Data records:
____

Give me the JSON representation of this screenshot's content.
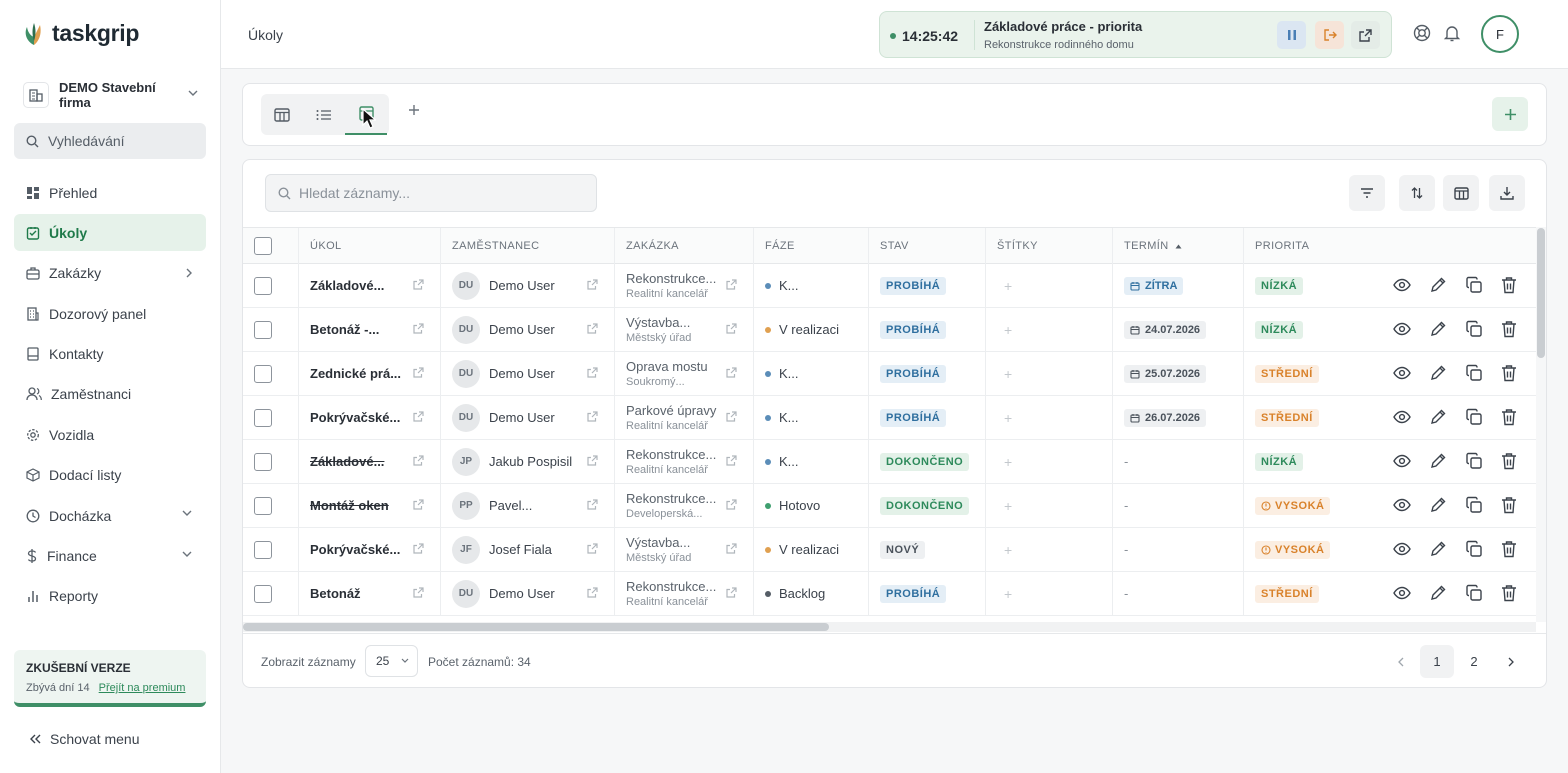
{
  "app": {
    "logo": "taskgrip"
  },
  "sidebar": {
    "company": "DEMO Stavební firma",
    "search_label": "Vyhledávání",
    "items": [
      {
        "label": "Přehled",
        "icon": "dashboard-icon",
        "active": false
      },
      {
        "label": "Úkoly",
        "icon": "task-icon",
        "active": true
      },
      {
        "label": "Zakázky",
        "icon": "briefcase-icon",
        "active": false,
        "chevron": "right"
      },
      {
        "label": "Dozorový panel",
        "icon": "building-icon",
        "active": false
      },
      {
        "label": "Kontakty",
        "icon": "contacts-icon",
        "active": false
      },
      {
        "label": "Zaměstnanci",
        "icon": "users-icon",
        "active": false
      },
      {
        "label": "Vozidla",
        "icon": "gear-icon",
        "active": false
      },
      {
        "label": "Dodací listy",
        "icon": "package-icon",
        "active": false
      },
      {
        "label": "Docházka",
        "icon": "clock-icon",
        "active": false,
        "chevron": "down"
      },
      {
        "label": "Finance",
        "icon": "dollar-icon",
        "active": false,
        "chevron": "down"
      },
      {
        "label": "Reporty",
        "icon": "chart-icon",
        "active": false
      }
    ],
    "trial": {
      "title": "ZKUŠEBNÍ VERZE",
      "days_left": "Zbývá dní 14",
      "premium_link": "Přejít na premium"
    },
    "hide_menu": "Schovat menu"
  },
  "topbar": {
    "page_title": "Úkoly",
    "timer": {
      "time": "14:25:42",
      "task": "Základové práce - priorita",
      "project": "Rekonstrukce rodinného domu"
    },
    "user_initial": "F"
  },
  "colors": {
    "accent": "#3f8f67",
    "accent_light": "#e6f2ea",
    "status_blue": "#2f6f9f",
    "status_green": "#2d8a5b",
    "priority_orange": "#d9822b"
  },
  "table": {
    "search_placeholder": "Hledat záznamy...",
    "columns": [
      "ÚKOL",
      "ZAMĚSTNANEC",
      "ZAKÁZKA",
      "FÁZE",
      "STAV",
      "ŠTÍTKY",
      "TERMÍN",
      "PRIORITA"
    ],
    "rows": [
      {
        "task": "Základové...",
        "strike": false,
        "initials": "DU",
        "employee": "Demo User",
        "project": "Rekonstrukce...",
        "client": "Realitní kancelář",
        "phase": "K...",
        "phase_color": "#5b8db8",
        "status": "PROBÍHÁ",
        "status_type": "blue",
        "date": "ZÍTRA",
        "date_type": "tomorrow",
        "priority": "NÍZKÁ",
        "priority_type": "low"
      },
      {
        "task": "Betonáž -...",
        "strike": false,
        "initials": "DU",
        "employee": "Demo User",
        "project": "Výstavba...",
        "client": "Městský úřad",
        "phase": "V realizaci",
        "phase_color": "#e0a050",
        "status": "PROBÍHÁ",
        "status_type": "blue",
        "date": "24.07.2026",
        "date_type": "date",
        "priority": "NÍZKÁ",
        "priority_type": "low"
      },
      {
        "task": "Zednické prá...",
        "strike": false,
        "initials": "DU",
        "employee": "Demo User",
        "project": "Oprava mostu",
        "client": "Soukromý...",
        "phase": "K...",
        "phase_color": "#5b8db8",
        "status": "PROBÍHÁ",
        "status_type": "blue",
        "date": "25.07.2026",
        "date_type": "date",
        "priority": "STŘEDNÍ",
        "priority_type": "medium"
      },
      {
        "task": "Pokrývačské...",
        "strike": false,
        "initials": "DU",
        "employee": "Demo User",
        "project": "Parkové úpravy",
        "client": "Realitní kancelář",
        "phase": "K...",
        "phase_color": "#5b8db8",
        "status": "PROBÍHÁ",
        "status_type": "blue",
        "date": "26.07.2026",
        "date_type": "date",
        "priority": "STŘEDNÍ",
        "priority_type": "medium"
      },
      {
        "task": "Základové...",
        "strike": true,
        "initials": "JP",
        "employee": "Jakub Pospisil",
        "project": "Rekonstrukce...",
        "client": "Realitní kancelář",
        "phase": "K...",
        "phase_color": "#5b8db8",
        "status": "DOKONČENO",
        "status_type": "green",
        "date": "-",
        "date_type": "none",
        "priority": "NÍZKÁ",
        "priority_type": "low"
      },
      {
        "task": "Montáž oken",
        "strike": true,
        "initials": "PP",
        "employee": "Pavel...",
        "project": "Rekonstrukce...",
        "client": "Developerská...",
        "phase": "Hotovo",
        "phase_color": "#3f9f6f",
        "status": "DOKONČENO",
        "status_type": "green",
        "date": "-",
        "date_type": "none",
        "priority": "VYSOKÁ",
        "priority_type": "high"
      },
      {
        "task": "Pokrývačské...",
        "strike": false,
        "initials": "JF",
        "employee": "Josef Fiala",
        "project": "Výstavba...",
        "client": "Městský úřad",
        "phase": "V realizaci",
        "phase_color": "#e0a050",
        "status": "NOVÝ",
        "status_type": "gray",
        "date": "-",
        "date_type": "none",
        "priority": "VYSOKÁ",
        "priority_type": "high"
      },
      {
        "task": "Betonáž",
        "strike": false,
        "initials": "DU",
        "employee": "Demo User",
        "project": "Rekonstrukce...",
        "client": "Realitní kancelář",
        "phase": "Backlog",
        "phase_color": "#555d66",
        "status": "PROBÍHÁ",
        "status_type": "blue",
        "date": "-",
        "date_type": "none",
        "priority": "STŘEDNÍ",
        "priority_type": "medium"
      }
    ]
  },
  "footer": {
    "show_label": "Zobrazit záznamy",
    "page_size": "25",
    "count_label": "Počet záznamů: 34",
    "pages": [
      "1",
      "2"
    ],
    "current_page": "1"
  }
}
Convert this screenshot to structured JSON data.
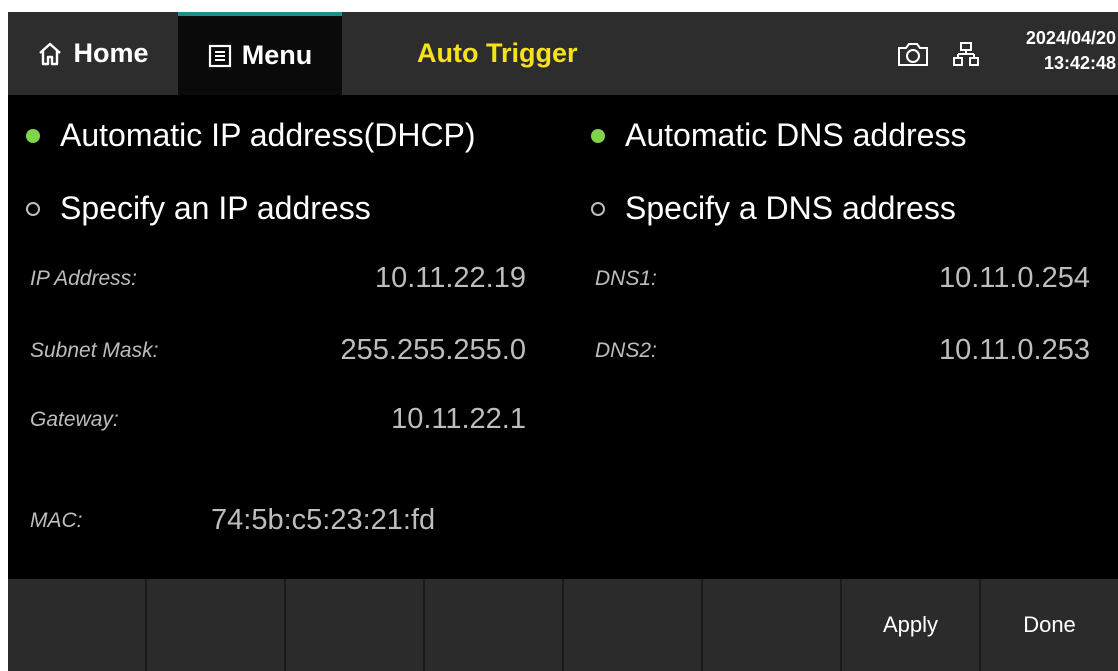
{
  "header": {
    "home_label": "Home",
    "menu_label": "Menu",
    "title": "Auto Trigger",
    "date": "2024/04/20",
    "time": "13:42:48"
  },
  "ip_mode": {
    "options": [
      {
        "label": "Automatic IP address(DHCP)",
        "selected": true
      },
      {
        "label": "Specify an IP address",
        "selected": false
      }
    ]
  },
  "dns_mode": {
    "options": [
      {
        "label": "Automatic DNS address",
        "selected": true
      },
      {
        "label": "Specify a DNS address",
        "selected": false
      }
    ]
  },
  "fields": {
    "ip_address": {
      "label": "IP Address:",
      "value": "10.11.22.19"
    },
    "subnet_mask": {
      "label": "Subnet Mask:",
      "value": "255.255.255.0"
    },
    "gateway": {
      "label": "Gateway:",
      "value": "10.11.22.1"
    },
    "mac": {
      "label": "MAC:",
      "value": "74:5b:c5:23:21:fd"
    },
    "dns1": {
      "label": "DNS1:",
      "value": "10.11.0.254"
    },
    "dns2": {
      "label": "DNS2:",
      "value": "10.11.0.253"
    }
  },
  "softkeys": [
    "",
    "",
    "",
    "",
    "",
    "",
    "Apply",
    "Done"
  ],
  "colors": {
    "title_yellow": "#f5e21a",
    "radio_selected_green": "#7fd44b",
    "menu_tab_accent": "#1f8f8a"
  }
}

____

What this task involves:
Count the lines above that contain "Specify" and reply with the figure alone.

Response for this exercise:
2